Madness and the Minotaur is a text adventure game for the TRS-80 in 1981 by Spectral Associates. It plays a minor role in the book Ready Player One.
I knew from my research that the cassette recorder functoned as the TRS-80’s “tape drive”. It stored data as analog sound on magneetic audiotapes. When Halliday had first started programming, the poor kid hadn’t even had access to a floppy disk drive. He’d had to store his code on cassette tapes. A shoebox sat beside the tape drive, filled with dozens of these cassettes. Most of them were text adventure games: Raaka-tu, Bedlam, Pyramid, and Madness and the Minotaur.
As with Colossal Cave and other text-based adventure games (aka interactive fiction in the modern era, the player uses text commands (“North”, “West”, “Look”, “Open Door”) to navigate the game. It begins with a text prompt:
WELCOME TO THE LABYRINTH!! BEWARE OF THE MINOTAUR AND GOOD LUCK.
YOU ARE IN A NARROW HALL WAY WITH A TABLE AND A CHAIR. A GENTLY SLOPING TRAIL WINDS SOUTH. THERE IS A PASSAGE WAY TO THE WEST. THERE IS A NARROW PASSAGEWAY TO THE EAST. A GREAT HALL DISAPPEARS TO THE NORTH. THERE IS A LARGE OPENING IN THE CEILING.

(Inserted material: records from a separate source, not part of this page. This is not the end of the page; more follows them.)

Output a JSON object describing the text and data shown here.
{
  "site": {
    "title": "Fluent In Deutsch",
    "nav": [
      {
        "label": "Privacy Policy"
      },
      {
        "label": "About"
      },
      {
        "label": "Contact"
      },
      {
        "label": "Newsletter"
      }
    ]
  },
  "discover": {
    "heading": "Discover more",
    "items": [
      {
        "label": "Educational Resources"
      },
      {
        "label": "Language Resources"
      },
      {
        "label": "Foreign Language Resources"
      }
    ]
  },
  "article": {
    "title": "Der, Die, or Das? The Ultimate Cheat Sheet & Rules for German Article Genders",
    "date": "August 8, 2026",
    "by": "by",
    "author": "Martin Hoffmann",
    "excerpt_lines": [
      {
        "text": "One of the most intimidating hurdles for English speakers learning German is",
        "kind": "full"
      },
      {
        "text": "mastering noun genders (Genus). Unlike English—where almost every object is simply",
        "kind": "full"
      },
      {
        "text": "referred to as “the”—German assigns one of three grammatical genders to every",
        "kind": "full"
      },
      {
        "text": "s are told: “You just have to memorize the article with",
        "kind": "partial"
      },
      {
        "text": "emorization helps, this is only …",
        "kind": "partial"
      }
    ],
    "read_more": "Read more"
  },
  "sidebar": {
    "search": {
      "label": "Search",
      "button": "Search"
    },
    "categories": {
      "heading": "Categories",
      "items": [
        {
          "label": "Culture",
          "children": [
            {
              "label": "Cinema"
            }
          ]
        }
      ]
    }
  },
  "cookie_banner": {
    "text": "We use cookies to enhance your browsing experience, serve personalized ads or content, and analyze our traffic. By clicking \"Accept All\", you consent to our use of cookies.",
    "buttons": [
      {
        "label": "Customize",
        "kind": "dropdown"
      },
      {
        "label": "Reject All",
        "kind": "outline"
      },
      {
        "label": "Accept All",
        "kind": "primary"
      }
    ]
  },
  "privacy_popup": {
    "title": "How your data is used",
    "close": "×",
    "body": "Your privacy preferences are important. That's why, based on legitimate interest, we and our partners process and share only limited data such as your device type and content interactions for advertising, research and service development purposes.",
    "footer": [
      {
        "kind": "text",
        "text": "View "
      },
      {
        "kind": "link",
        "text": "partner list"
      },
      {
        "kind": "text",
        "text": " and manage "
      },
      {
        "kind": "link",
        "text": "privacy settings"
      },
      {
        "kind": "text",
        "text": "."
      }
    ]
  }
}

Unlike Colossal Cave, it includes random elements that change the game with every replay. Specifically, the layout of the dungeon is always the same, but the location of key items changes with every game and there are random elements (magical gusts of wind, earthquakes) that can block your progress. And make the game extremely hard.
I started off the game as I did the other text adventures in the replay, mapping them out in my gaming bullet journal and noting the various locations and their descriptions.
It quickly became obvious that this was going to be more challenging than the other games on the list. Magical forces pushed me out of rooms I tried to enter. Earthquakes cause interior collapses that block off room entrances.
I might actually need to read the manual.
Heck, I might need to find a walkthrough.
That’s what led me to Renga in Blue, an interactive fiction blog that did a series of posts about the game back in July 2021:
- Madness and the Minotaur (1981)
- Madness and the Minotaur: Mapmaking
- Madness and the Minotaur: The Two Manuals
- Madness and the Minotaur: The Third Dimension
- Madness and the Minotaur: Frustration
- Madness and the Minotaur: The End
My takeaway? Holy crap, is this a tough game. In author Jason Dyer‘s first game, he died in two moves.
Not only that, while playing the game, they realized that it happens in real-time. So how fast you move, how fast you make decisions, and how much time you spend mapping has real impacts on the game. For example, more time spent in the dungeon means more earthquakes. More earthquakes mean more closed-off passages. Ultimately, that means you can become trapped, and the game becomes unsolvable.
Jason goes to the extreme of creating a three-dimensional block map to try and understand the layout of the game’s four levels. which shows an impressive commitment to trying to solve a brutally difficult game.
But while the map is difficult, the randomness of the item placement – and exactly what items/spells are needed to slay monsters – makes figuring out what the hell is going on even more challenging. I have a ton of respect for Jason’s efforts here; he put in far more time and effort into this game than I ever would have.
Coming back to Ready Player One, this game points to one of the shortcomings of the book. As much as I enjoyed its endless pop culture references, too much of the book (and the movie) is based on grokking that pop culture. There are very few times when we see Wade Watts using skills he learned in games to find Halliday’s Easter Egg – for example, it would have been far more impressive if Wade had earned a key by solving cryptic logic puzzles and hell, reviewing (and maybe debugging) source code. Instead, he just needed to perfectly “play” the movie WarGames.
That may be challenging, but at the end of the day, that’s just memorization. Wade doesn’t learn a skill, and he doesn’t use that skill to improve his life (or solve the game). Looking back on all these games, that’s the actual lesson I learned. Breaking Monopoly on the Commodore 64 by mucking about with the source code taught me way more about programming than playing Pitfall ever did.
The Ready Player One Replay is an ongoing exploration of the games that inspired the novel Ready Player One by Ernest Cline. Love it or hate it, there’s value in revisiting our geeky roots.
- My High Score: 0.